Don’t let the praise on the back of this book from Christopher Hitchens – whose name has become synonymous with the word ‘turncoat’ – put you off reading it. Tariq Ali was one of the most prominent figures of the movement against the US’s ferocious war on the Vietnamese people. He, unlike Hitchens, has continued to campaign against the violence that imperialism inflicts upon the world, as an interesting new introduction covering Iraq, the deaths of Paul Foot and Edward Said, and the ‘Bolivarian revolution’ of Hugo Chavez in Venezuela shows.
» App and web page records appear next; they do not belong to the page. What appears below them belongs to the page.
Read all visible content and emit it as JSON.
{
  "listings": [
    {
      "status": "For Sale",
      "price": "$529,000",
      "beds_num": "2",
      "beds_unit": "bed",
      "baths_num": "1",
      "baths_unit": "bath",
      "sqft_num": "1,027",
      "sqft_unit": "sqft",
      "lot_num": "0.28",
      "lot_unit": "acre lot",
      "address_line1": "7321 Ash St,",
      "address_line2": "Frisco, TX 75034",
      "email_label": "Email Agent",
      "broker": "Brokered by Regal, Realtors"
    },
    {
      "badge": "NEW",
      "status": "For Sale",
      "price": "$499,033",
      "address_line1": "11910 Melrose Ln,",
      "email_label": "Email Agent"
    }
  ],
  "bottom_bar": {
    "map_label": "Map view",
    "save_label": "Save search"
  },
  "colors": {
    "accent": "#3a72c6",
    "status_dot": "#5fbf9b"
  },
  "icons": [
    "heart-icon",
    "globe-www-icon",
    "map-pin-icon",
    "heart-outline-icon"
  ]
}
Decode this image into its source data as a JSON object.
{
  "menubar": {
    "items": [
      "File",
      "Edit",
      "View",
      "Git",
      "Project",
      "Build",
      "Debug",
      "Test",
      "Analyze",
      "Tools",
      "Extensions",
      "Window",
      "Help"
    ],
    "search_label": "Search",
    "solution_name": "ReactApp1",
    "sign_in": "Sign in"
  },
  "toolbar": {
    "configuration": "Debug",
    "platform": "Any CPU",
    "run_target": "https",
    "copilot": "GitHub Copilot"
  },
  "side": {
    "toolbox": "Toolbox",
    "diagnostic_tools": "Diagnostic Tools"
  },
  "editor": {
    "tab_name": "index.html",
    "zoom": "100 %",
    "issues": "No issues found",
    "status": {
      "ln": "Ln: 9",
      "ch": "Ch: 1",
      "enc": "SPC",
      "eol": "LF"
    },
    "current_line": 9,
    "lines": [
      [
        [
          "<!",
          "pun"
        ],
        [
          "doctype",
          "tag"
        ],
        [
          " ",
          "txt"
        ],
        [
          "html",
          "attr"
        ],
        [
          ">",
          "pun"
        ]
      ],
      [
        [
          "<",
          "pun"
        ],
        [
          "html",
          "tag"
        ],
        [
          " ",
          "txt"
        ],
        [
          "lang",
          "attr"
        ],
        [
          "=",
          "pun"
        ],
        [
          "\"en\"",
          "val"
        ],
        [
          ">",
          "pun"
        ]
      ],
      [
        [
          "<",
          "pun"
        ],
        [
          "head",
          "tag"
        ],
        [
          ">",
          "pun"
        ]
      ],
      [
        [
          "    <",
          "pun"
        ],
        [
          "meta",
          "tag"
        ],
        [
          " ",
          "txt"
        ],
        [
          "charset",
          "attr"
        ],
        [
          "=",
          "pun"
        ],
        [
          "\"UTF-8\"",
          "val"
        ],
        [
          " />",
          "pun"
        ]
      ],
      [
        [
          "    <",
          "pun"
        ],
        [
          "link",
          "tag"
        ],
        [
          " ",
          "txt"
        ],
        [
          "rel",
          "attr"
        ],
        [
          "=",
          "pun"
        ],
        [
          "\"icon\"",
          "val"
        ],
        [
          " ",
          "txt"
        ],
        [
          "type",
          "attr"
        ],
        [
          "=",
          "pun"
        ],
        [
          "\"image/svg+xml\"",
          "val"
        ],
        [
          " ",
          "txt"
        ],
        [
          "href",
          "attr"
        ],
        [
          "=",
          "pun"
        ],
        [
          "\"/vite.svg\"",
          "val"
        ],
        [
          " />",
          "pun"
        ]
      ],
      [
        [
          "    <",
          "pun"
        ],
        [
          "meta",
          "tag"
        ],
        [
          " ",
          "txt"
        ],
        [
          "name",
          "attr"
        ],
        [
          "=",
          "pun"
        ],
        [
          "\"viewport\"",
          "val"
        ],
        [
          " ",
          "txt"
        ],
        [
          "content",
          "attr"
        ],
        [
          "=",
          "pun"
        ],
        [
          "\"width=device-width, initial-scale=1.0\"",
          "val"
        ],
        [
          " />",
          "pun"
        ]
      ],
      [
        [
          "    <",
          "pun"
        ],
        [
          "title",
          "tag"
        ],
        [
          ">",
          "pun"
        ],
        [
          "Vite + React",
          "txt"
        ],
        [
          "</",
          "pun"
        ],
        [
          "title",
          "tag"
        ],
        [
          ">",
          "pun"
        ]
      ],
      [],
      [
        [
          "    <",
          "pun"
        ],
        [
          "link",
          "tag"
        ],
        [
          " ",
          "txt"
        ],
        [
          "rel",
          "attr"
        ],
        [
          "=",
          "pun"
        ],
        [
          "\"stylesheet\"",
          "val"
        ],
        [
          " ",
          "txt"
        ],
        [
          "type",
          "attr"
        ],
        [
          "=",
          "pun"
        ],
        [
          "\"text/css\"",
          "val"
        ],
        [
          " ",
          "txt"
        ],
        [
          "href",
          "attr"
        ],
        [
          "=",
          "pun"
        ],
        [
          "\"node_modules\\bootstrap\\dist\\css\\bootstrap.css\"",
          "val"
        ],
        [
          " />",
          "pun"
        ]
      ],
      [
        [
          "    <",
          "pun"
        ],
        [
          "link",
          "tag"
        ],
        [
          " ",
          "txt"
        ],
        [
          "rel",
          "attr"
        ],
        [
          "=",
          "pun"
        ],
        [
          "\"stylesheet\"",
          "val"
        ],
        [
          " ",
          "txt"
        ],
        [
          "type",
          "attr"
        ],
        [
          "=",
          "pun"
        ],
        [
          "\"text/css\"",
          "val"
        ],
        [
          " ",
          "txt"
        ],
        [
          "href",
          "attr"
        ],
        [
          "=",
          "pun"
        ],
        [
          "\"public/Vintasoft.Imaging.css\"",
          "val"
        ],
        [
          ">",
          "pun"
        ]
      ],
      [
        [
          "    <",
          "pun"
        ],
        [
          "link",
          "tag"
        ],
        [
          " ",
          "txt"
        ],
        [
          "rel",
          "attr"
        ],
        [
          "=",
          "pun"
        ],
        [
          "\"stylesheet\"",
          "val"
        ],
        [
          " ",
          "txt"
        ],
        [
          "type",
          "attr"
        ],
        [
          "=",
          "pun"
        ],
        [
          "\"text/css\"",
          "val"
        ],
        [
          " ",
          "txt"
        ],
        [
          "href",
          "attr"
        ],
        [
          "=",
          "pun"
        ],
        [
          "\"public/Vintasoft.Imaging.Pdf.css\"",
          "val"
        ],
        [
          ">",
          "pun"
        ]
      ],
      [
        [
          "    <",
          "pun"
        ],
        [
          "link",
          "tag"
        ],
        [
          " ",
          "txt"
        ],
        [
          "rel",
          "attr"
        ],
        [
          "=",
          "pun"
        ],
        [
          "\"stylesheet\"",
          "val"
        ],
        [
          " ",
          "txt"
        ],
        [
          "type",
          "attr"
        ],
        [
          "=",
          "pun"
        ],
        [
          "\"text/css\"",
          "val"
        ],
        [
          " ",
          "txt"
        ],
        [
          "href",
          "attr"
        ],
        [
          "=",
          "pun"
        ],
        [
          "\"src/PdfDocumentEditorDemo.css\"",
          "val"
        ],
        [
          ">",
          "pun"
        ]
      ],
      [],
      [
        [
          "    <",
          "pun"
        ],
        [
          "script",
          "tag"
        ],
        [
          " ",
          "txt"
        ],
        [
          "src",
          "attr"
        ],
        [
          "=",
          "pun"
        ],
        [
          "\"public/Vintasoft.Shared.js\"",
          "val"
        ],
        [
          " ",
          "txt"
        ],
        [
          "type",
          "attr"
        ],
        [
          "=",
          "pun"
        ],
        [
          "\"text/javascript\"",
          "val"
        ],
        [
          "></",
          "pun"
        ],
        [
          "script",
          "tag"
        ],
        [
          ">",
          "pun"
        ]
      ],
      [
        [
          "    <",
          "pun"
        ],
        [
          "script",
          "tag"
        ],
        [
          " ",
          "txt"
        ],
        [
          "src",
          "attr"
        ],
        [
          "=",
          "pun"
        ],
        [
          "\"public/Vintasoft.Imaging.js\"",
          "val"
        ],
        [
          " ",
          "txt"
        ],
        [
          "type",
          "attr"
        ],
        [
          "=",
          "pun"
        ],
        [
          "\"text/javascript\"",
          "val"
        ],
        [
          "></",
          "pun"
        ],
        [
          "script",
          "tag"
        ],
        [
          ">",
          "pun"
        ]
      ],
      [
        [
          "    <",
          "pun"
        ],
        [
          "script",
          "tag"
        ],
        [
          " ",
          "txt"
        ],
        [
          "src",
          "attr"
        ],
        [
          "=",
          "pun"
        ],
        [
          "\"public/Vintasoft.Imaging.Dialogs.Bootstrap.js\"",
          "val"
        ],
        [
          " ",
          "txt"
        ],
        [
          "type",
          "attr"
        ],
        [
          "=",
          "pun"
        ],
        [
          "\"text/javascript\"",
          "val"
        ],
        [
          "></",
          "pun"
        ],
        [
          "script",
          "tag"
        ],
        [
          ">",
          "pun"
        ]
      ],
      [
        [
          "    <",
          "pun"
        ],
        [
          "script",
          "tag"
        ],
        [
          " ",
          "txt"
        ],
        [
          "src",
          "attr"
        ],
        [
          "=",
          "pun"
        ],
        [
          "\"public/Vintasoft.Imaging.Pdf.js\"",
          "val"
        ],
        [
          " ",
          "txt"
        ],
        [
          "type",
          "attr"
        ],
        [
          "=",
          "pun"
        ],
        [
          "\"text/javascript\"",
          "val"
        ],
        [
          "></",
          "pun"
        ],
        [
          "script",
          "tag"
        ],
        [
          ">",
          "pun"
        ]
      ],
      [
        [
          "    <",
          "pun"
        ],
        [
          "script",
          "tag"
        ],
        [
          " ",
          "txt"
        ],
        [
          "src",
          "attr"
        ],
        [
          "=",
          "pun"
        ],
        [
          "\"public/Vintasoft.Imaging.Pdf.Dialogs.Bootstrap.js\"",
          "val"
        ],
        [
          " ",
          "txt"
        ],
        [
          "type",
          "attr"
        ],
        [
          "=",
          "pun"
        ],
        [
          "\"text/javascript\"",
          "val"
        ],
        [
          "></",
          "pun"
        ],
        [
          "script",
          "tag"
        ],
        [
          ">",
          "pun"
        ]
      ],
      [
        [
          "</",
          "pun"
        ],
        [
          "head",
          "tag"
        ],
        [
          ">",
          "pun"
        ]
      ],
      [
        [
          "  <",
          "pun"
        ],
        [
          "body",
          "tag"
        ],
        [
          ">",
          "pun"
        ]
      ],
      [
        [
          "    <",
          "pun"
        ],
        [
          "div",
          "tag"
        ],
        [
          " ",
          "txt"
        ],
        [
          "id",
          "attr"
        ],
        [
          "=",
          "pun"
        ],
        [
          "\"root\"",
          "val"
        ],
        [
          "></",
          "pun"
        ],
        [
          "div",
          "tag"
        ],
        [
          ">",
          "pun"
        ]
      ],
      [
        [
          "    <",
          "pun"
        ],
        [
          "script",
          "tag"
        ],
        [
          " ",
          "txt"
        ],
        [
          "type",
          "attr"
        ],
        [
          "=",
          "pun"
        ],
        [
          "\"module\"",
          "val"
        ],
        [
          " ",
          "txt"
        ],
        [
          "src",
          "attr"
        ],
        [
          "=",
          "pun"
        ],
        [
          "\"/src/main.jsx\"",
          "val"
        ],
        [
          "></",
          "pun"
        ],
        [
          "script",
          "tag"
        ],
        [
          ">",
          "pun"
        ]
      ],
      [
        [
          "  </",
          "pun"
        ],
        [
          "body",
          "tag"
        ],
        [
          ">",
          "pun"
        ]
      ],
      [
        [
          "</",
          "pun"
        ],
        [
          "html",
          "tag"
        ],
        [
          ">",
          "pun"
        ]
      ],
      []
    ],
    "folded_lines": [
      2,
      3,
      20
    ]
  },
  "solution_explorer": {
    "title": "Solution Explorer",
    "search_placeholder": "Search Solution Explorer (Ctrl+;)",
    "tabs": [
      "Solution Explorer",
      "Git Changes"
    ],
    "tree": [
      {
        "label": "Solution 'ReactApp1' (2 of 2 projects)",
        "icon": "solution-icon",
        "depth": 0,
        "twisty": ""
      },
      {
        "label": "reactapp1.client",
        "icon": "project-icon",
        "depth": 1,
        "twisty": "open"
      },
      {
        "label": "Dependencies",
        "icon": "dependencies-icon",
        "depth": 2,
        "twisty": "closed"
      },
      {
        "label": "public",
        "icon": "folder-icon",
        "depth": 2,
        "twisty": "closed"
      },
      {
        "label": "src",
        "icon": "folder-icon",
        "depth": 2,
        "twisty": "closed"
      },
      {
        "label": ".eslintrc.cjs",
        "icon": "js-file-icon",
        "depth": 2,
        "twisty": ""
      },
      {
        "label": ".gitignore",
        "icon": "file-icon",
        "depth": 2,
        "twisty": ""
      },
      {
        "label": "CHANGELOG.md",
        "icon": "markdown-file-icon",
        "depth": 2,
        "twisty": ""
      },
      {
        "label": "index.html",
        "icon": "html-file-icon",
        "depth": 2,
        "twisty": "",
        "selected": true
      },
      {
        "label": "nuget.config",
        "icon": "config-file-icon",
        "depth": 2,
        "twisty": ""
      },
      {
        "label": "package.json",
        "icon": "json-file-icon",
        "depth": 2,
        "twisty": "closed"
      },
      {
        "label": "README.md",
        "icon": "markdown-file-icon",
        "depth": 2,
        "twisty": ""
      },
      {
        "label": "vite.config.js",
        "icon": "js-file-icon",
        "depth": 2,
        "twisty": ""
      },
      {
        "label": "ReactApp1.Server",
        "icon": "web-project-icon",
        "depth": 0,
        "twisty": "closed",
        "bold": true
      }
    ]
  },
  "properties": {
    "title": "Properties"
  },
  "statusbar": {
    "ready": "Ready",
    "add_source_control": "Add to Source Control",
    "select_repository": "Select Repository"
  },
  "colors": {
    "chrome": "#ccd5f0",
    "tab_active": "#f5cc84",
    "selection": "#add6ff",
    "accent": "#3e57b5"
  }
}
This republished autobiography takes us to the heart of the global uprising that broke out against war, racism, oppression and capitalism in the 1960s, causing the ruling classes to quake.
Tariq Ali was born into a left wing family in Pakistan in 1944. He was encouraged to move to Britain by a relative who was the head of military intelligence and was not impressed by the activism that had brought Tariq to the attention of the authorities. He arrived in what seemed a sleepy Britain, ruled over by the Tories, in 1963. But, just like in the rest of the world, something was about to crack the surface of calm.
Like many others, Tariq rejected the stultifying influence of Stalinist Russia, which in 1968 crushed a flowering movement for more democracy in Czechoslovakia. He looked to the ideas of Leon Trotsky, class struggle and the Third World revolts to bring about fundamental change. The Vietnam Solidarity Campaign, in which Tariq played a fundamental role, was set up to raise support for the most important of these revolts, and challenge the pro-US policies of Harold Wilson’s Labour government.
It mobilised tens of thousands of people onto the streets, including at the famous battle of Grosvenor Square in March 1968, when police and protesters fought outside the US embassy in London. The scale of the demonstration terrified the authorities. Just as in every other case where a left wing movement is challenging the basis of the status quo in society, it turned to its traditional weapon of demonisation.
The media and the authorities used racism and scaremongering to attempt to create a space between the movement and sympathetic workers. The Labour government was looking for any excuse to kick Tariq out of the country. When Tariq wanted to go to France to witness the events there in 1968 it was only a warning from an anonymous informer at the Home Office that he would not be allowed to return that stopped him heading across the channel.
The one criticism I would have of this book is that it concentrates on those at the top of the movement. Tariq seems to have met almost anyone who was anyone in the 1960s – Marlon Brando, Malcolm X, Daniel Cohn-Bendit, Bertrand Russell, Jean-Paul Sartre, Simone de Beauvoir, Kenneth Tynan, Régis Debray and many others. The book also contains an interview that Tariq Ali and Robin Blackburn conducted with John Lennon and Yoko Ono in 1971, when the former Beatle was at his most left wing and putting his music at the service of the movement against capitalism.
It is the doings of these people and Tariq’s travels around the world that Streetfighting Years focuses on. It covers his visits to Bolivia a few months before Che Guevara was killed during his ill-fated mission there, and his eyewitness reports of the atrocities the US were committing in North Vietnam.
Apart from reports of Tariq speaking to huge meetings, the book doesn’t give enough flavour of the grassroots of the movement and where it had come from, or a deep enough political analysis of the crisis. But this is mainly due to the memoir form Tariq uses.
With the defeats of the movements of the 1960s and 1970s, and the advance of neo-liberalism in the 1980s, the world’s rulers had wished to excise opposition from the system. But, as Tariq hopes in the final chapter and as the movements since Seattle in 1999 have shown, this was a vain desire. These memoirs are not just of one person, but of a movement that was interrupted for 25 years.
When we opposed the National Front
An imagined revolt in Port Talbot